Two, a company purposely (and manually) issues a takedown notice, knowing YouTube will err on the side of rights holders, at least until the issue is resolved. During that time, the video is offline. Companies have used this tactic in the past to suppress videos they didn’t care for.
by Mike Masnick
Tue, Apr 7th 2015 3:20pm
from the because-that's-how-it-works dept
Of course, Rand Paul has been sort of a mixed bag on copyright. He was one of the first Senators to speak out against SOPA/PIPA in 2011. But, not long after that, he and his father Ron put out a weird internet freedom "manifesto" that appeared to argue for much stronger copyright laws, and which argued that the public domain was an evil "collectivist" threat that was against basic property rights.
Of course, it would be nice if this little incident led candidate Rand Paul to support fixes to copyright law and the DMCA, but as some are pointing out, assuming this really was a ContentID takedown, changes to the DMCA wouldn't much matter -- since ContentID is a private solution, outside of copyright law. That said, it was put in place, in part, to help keep YouTube from getting sued over copyright claims, so a fixed DMCA might lead to a better ContentID offering. Unfortunately, despite a history of copyright and ContentID being abused against political candidates, it still hasn't really resulted in them taking a real platform stand on the problems of copyright law today and how it impacts free expression.

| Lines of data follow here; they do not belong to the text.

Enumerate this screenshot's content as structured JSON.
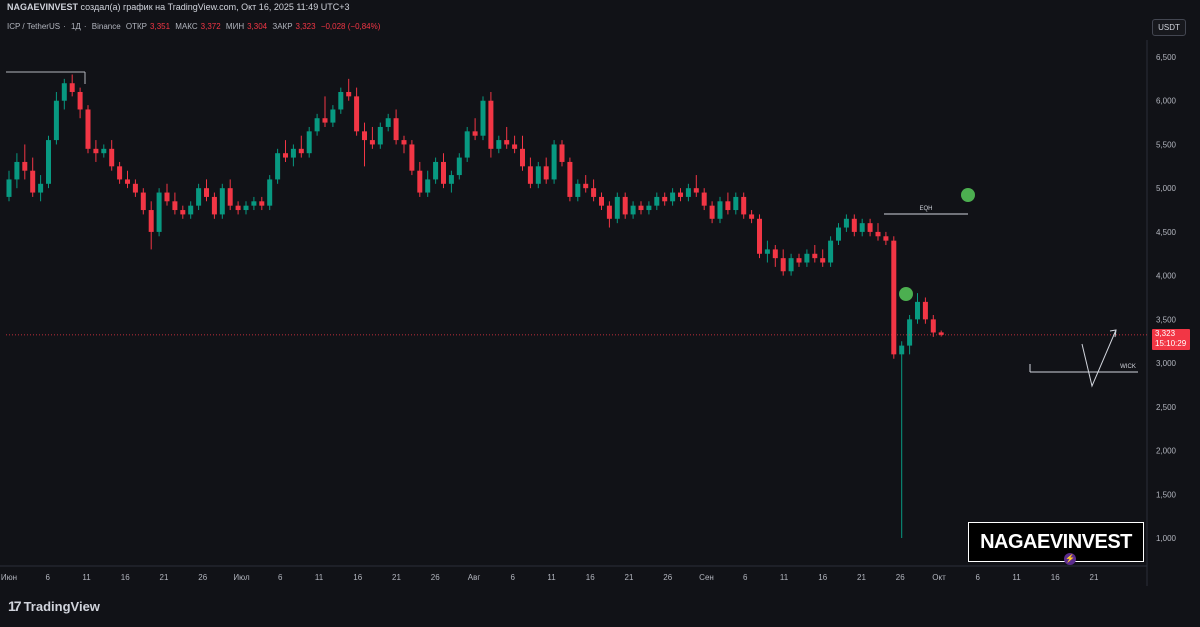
{
  "header": {
    "author": "NAGAEVINVEST",
    "caption": "создал(а) график на TradingView.com, Окт 16, 2025 11:49 UTC+3"
  },
  "symbol": {
    "pair": "ICP / TetherUS",
    "interval": "1Д",
    "exchange": "Binance",
    "open_label": "ОТКР",
    "open": "3,351",
    "high_label": "МАКС",
    "high": "3,372",
    "low_label": "МИН",
    "low": "3,304",
    "close_label": "ЗАКР",
    "close": "3,323",
    "change": "−0,028 (−0,84%)"
  },
  "currency_button": "USDT",
  "price_badge": {
    "price": "3,323",
    "countdown": "15:10:29"
  },
  "annotations": {
    "eqh": "EQH",
    "wick": "WICK"
  },
  "watermark": "NAGAEVINVEST",
  "footer": {
    "brand": "TradingView"
  },
  "colors": {
    "up": "#089981",
    "down": "#f23645",
    "background": "#111217",
    "dot": "#4caf50"
  },
  "chart_data": {
    "type": "candlestick",
    "title": "",
    "y_ticks": [
      1.0,
      1.5,
      2.0,
      2.5,
      3.0,
      3.5,
      4.0,
      4.5,
      5.0,
      5.5,
      6.0,
      6.5
    ],
    "y_tick_labels": [
      "1,000",
      "1,500",
      "2,000",
      "2,500",
      "3,000",
      "3,500",
      "4,000",
      "4,500",
      "5,000",
      "5,500",
      "6,000",
      "6,500"
    ],
    "ylim": [
      0.6,
      6.9
    ],
    "x_tick_labels": [
      "Июн",
      "6",
      "11",
      "16",
      "21",
      "26",
      "Июл",
      "6",
      "11",
      "16",
      "21",
      "26",
      "Авг",
      "6",
      "11",
      "16",
      "21",
      "26",
      "Сен",
      "6",
      "11",
      "16",
      "21",
      "26",
      "Окт",
      "6",
      "11",
      "16",
      "21"
    ],
    "current_price": 3.323,
    "candles": [
      {
        "o": 4.9,
        "h": 5.2,
        "l": 4.85,
        "c": 5.1
      },
      {
        "o": 5.1,
        "h": 5.4,
        "l": 5.0,
        "c": 5.3
      },
      {
        "o": 5.3,
        "h": 5.5,
        "l": 5.1,
        "c": 5.2
      },
      {
        "o": 5.2,
        "h": 5.35,
        "l": 4.9,
        "c": 4.95
      },
      {
        "o": 4.95,
        "h": 5.15,
        "l": 4.85,
        "c": 5.05
      },
      {
        "o": 5.05,
        "h": 5.6,
        "l": 5.0,
        "c": 5.55
      },
      {
        "o": 5.55,
        "h": 6.1,
        "l": 5.5,
        "c": 6.0
      },
      {
        "o": 6.0,
        "h": 6.25,
        "l": 5.9,
        "c": 6.2
      },
      {
        "o": 6.2,
        "h": 6.3,
        "l": 6.05,
        "c": 6.1
      },
      {
        "o": 6.1,
        "h": 6.15,
        "l": 5.8,
        "c": 5.9
      },
      {
        "o": 5.9,
        "h": 5.95,
        "l": 5.4,
        "c": 5.45
      },
      {
        "o": 5.45,
        "h": 5.55,
        "l": 5.3,
        "c": 5.4
      },
      {
        "o": 5.4,
        "h": 5.5,
        "l": 5.35,
        "c": 5.45
      },
      {
        "o": 5.45,
        "h": 5.55,
        "l": 5.2,
        "c": 5.25
      },
      {
        "o": 5.25,
        "h": 5.3,
        "l": 5.05,
        "c": 5.1
      },
      {
        "o": 5.1,
        "h": 5.2,
        "l": 5.0,
        "c": 5.05
      },
      {
        "o": 5.05,
        "h": 5.1,
        "l": 4.9,
        "c": 4.95
      },
      {
        "o": 4.95,
        "h": 5.0,
        "l": 4.7,
        "c": 4.75
      },
      {
        "o": 4.75,
        "h": 4.85,
        "l": 4.3,
        "c": 4.5
      },
      {
        "o": 4.5,
        "h": 5.0,
        "l": 4.45,
        "c": 4.95
      },
      {
        "o": 4.95,
        "h": 5.05,
        "l": 4.8,
        "c": 4.85
      },
      {
        "o": 4.85,
        "h": 4.95,
        "l": 4.7,
        "c": 4.75
      },
      {
        "o": 4.75,
        "h": 4.8,
        "l": 4.65,
        "c": 4.7
      },
      {
        "o": 4.7,
        "h": 4.85,
        "l": 4.65,
        "c": 4.8
      },
      {
        "o": 4.8,
        "h": 5.05,
        "l": 4.75,
        "c": 5.0
      },
      {
        "o": 5.0,
        "h": 5.1,
        "l": 4.85,
        "c": 4.9
      },
      {
        "o": 4.9,
        "h": 4.95,
        "l": 4.65,
        "c": 4.7
      },
      {
        "o": 4.7,
        "h": 5.05,
        "l": 4.65,
        "c": 5.0
      },
      {
        "o": 5.0,
        "h": 5.1,
        "l": 4.75,
        "c": 4.8
      },
      {
        "o": 4.8,
        "h": 4.85,
        "l": 4.7,
        "c": 4.75
      },
      {
        "o": 4.75,
        "h": 4.85,
        "l": 4.7,
        "c": 4.8
      },
      {
        "o": 4.8,
        "h": 4.9,
        "l": 4.75,
        "c": 4.85
      },
      {
        "o": 4.85,
        "h": 4.9,
        "l": 4.75,
        "c": 4.8
      },
      {
        "o": 4.8,
        "h": 5.15,
        "l": 4.75,
        "c": 5.1
      },
      {
        "o": 5.1,
        "h": 5.45,
        "l": 5.05,
        "c": 5.4
      },
      {
        "o": 5.4,
        "h": 5.55,
        "l": 5.3,
        "c": 5.35
      },
      {
        "o": 5.35,
        "h": 5.5,
        "l": 5.25,
        "c": 5.45
      },
      {
        "o": 5.45,
        "h": 5.6,
        "l": 5.35,
        "c": 5.4
      },
      {
        "o": 5.4,
        "h": 5.7,
        "l": 5.35,
        "c": 5.65
      },
      {
        "o": 5.65,
        "h": 5.85,
        "l": 5.6,
        "c": 5.8
      },
      {
        "o": 5.8,
        "h": 6.05,
        "l": 5.7,
        "c": 5.75
      },
      {
        "o": 5.75,
        "h": 5.95,
        "l": 5.7,
        "c": 5.9
      },
      {
        "o": 5.9,
        "h": 6.15,
        "l": 5.85,
        "c": 6.1
      },
      {
        "o": 6.1,
        "h": 6.25,
        "l": 6.0,
        "c": 6.05
      },
      {
        "o": 6.05,
        "h": 6.15,
        "l": 5.6,
        "c": 5.65
      },
      {
        "o": 5.65,
        "h": 5.75,
        "l": 5.25,
        "c": 5.55
      },
      {
        "o": 5.55,
        "h": 5.7,
        "l": 5.45,
        "c": 5.5
      },
      {
        "o": 5.5,
        "h": 5.75,
        "l": 5.45,
        "c": 5.7
      },
      {
        "o": 5.7,
        "h": 5.85,
        "l": 5.65,
        "c": 5.8
      },
      {
        "o": 5.8,
        "h": 5.9,
        "l": 5.5,
        "c": 5.55
      },
      {
        "o": 5.55,
        "h": 5.6,
        "l": 5.4,
        "c": 5.5
      },
      {
        "o": 5.5,
        "h": 5.55,
        "l": 5.15,
        "c": 5.2
      },
      {
        "o": 5.2,
        "h": 5.3,
        "l": 4.9,
        "c": 4.95
      },
      {
        "o": 4.95,
        "h": 5.2,
        "l": 4.9,
        "c": 5.1
      },
      {
        "o": 5.1,
        "h": 5.35,
        "l": 5.05,
        "c": 5.3
      },
      {
        "o": 5.3,
        "h": 5.4,
        "l": 5.0,
        "c": 5.05
      },
      {
        "o": 5.05,
        "h": 5.2,
        "l": 4.95,
        "c": 5.15
      },
      {
        "o": 5.15,
        "h": 5.4,
        "l": 5.1,
        "c": 5.35
      },
      {
        "o": 5.35,
        "h": 5.7,
        "l": 5.3,
        "c": 5.65
      },
      {
        "o": 5.65,
        "h": 5.8,
        "l": 5.55,
        "c": 5.6
      },
      {
        "o": 5.6,
        "h": 6.05,
        "l": 5.55,
        "c": 6.0
      },
      {
        "o": 6.0,
        "h": 6.1,
        "l": 5.35,
        "c": 5.45
      },
      {
        "o": 5.45,
        "h": 5.6,
        "l": 5.4,
        "c": 5.55
      },
      {
        "o": 5.55,
        "h": 5.7,
        "l": 5.45,
        "c": 5.5
      },
      {
        "o": 5.5,
        "h": 5.6,
        "l": 5.4,
        "c": 5.45
      },
      {
        "o": 5.45,
        "h": 5.6,
        "l": 5.2,
        "c": 5.25
      },
      {
        "o": 5.25,
        "h": 5.35,
        "l": 5.0,
        "c": 5.05
      },
      {
        "o": 5.05,
        "h": 5.3,
        "l": 5.0,
        "c": 5.25
      },
      {
        "o": 5.25,
        "h": 5.35,
        "l": 5.05,
        "c": 5.1
      },
      {
        "o": 5.1,
        "h": 5.55,
        "l": 5.05,
        "c": 5.5
      },
      {
        "o": 5.5,
        "h": 5.55,
        "l": 5.25,
        "c": 5.3
      },
      {
        "o": 5.3,
        "h": 5.35,
        "l": 4.85,
        "c": 4.9
      },
      {
        "o": 4.9,
        "h": 5.1,
        "l": 4.85,
        "c": 5.05
      },
      {
        "o": 5.05,
        "h": 5.15,
        "l": 4.95,
        "c": 5.0
      },
      {
        "o": 5.0,
        "h": 5.1,
        "l": 4.85,
        "c": 4.9
      },
      {
        "o": 4.9,
        "h": 4.95,
        "l": 4.75,
        "c": 4.8
      },
      {
        "o": 4.8,
        "h": 4.85,
        "l": 4.55,
        "c": 4.65
      },
      {
        "o": 4.65,
        "h": 4.95,
        "l": 4.6,
        "c": 4.9
      },
      {
        "o": 4.9,
        "h": 4.95,
        "l": 4.65,
        "c": 4.7
      },
      {
        "o": 4.7,
        "h": 4.85,
        "l": 4.65,
        "c": 4.8
      },
      {
        "o": 4.8,
        "h": 4.85,
        "l": 4.7,
        "c": 4.75
      },
      {
        "o": 4.75,
        "h": 4.85,
        "l": 4.7,
        "c": 4.8
      },
      {
        "o": 4.8,
        "h": 4.95,
        "l": 4.75,
        "c": 4.9
      },
      {
        "o": 4.9,
        "h": 4.95,
        "l": 4.8,
        "c": 4.85
      },
      {
        "o": 4.85,
        "h": 5.0,
        "l": 4.8,
        "c": 4.95
      },
      {
        "o": 4.95,
        "h": 5.0,
        "l": 4.85,
        "c": 4.9
      },
      {
        "o": 4.9,
        "h": 5.05,
        "l": 4.85,
        "c": 5.0
      },
      {
        "o": 5.0,
        "h": 5.15,
        "l": 4.9,
        "c": 4.95
      },
      {
        "o": 4.95,
        "h": 5.0,
        "l": 4.75,
        "c": 4.8
      },
      {
        "o": 4.8,
        "h": 4.85,
        "l": 4.6,
        "c": 4.65
      },
      {
        "o": 4.65,
        "h": 4.9,
        "l": 4.6,
        "c": 4.85
      },
      {
        "o": 4.85,
        "h": 4.95,
        "l": 4.7,
        "c": 4.75
      },
      {
        "o": 4.75,
        "h": 4.95,
        "l": 4.7,
        "c": 4.9
      },
      {
        "o": 4.9,
        "h": 4.95,
        "l": 4.65,
        "c": 4.7
      },
      {
        "o": 4.7,
        "h": 4.75,
        "l": 4.6,
        "c": 4.65
      },
      {
        "o": 4.65,
        "h": 4.7,
        "l": 4.2,
        "c": 4.25
      },
      {
        "o": 4.25,
        "h": 4.4,
        "l": 4.15,
        "c": 4.3
      },
      {
        "o": 4.3,
        "h": 4.35,
        "l": 4.1,
        "c": 4.2
      },
      {
        "o": 4.2,
        "h": 4.3,
        "l": 4.0,
        "c": 4.05
      },
      {
        "o": 4.05,
        "h": 4.25,
        "l": 4.0,
        "c": 4.2
      },
      {
        "o": 4.2,
        "h": 4.25,
        "l": 4.1,
        "c": 4.15
      },
      {
        "o": 4.15,
        "h": 4.3,
        "l": 4.1,
        "c": 4.25
      },
      {
        "o": 4.25,
        "h": 4.35,
        "l": 4.15,
        "c": 4.2
      },
      {
        "o": 4.2,
        "h": 4.3,
        "l": 4.1,
        "c": 4.15
      },
      {
        "o": 4.15,
        "h": 4.45,
        "l": 4.1,
        "c": 4.4
      },
      {
        "o": 4.4,
        "h": 4.6,
        "l": 4.35,
        "c": 4.55
      },
      {
        "o": 4.55,
        "h": 4.7,
        "l": 4.5,
        "c": 4.65
      },
      {
        "o": 4.65,
        "h": 4.7,
        "l": 4.45,
        "c": 4.5
      },
      {
        "o": 4.5,
        "h": 4.65,
        "l": 4.45,
        "c": 4.6
      },
      {
        "o": 4.6,
        "h": 4.65,
        "l": 4.45,
        "c": 4.5
      },
      {
        "o": 4.5,
        "h": 4.6,
        "l": 4.4,
        "c": 4.45
      },
      {
        "o": 4.45,
        "h": 4.5,
        "l": 4.35,
        "c": 4.4
      },
      {
        "o": 4.4,
        "h": 4.45,
        "l": 3.05,
        "c": 3.1
      },
      {
        "o": 3.1,
        "h": 3.25,
        "l": 1.0,
        "c": 3.2
      },
      {
        "o": 3.2,
        "h": 3.55,
        "l": 3.1,
        "c": 3.5
      },
      {
        "o": 3.5,
        "h": 3.8,
        "l": 3.45,
        "c": 3.7
      },
      {
        "o": 3.7,
        "h": 3.75,
        "l": 3.45,
        "c": 3.5
      },
      {
        "o": 3.5,
        "h": 3.55,
        "l": 3.3,
        "c": 3.35
      },
      {
        "o": 3.351,
        "h": 3.372,
        "l": 3.304,
        "c": 3.323
      }
    ]
  }
}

It's unlikely that Rand Paul is going to really take a stand on this, especially given that weird manifesto from a few years ago.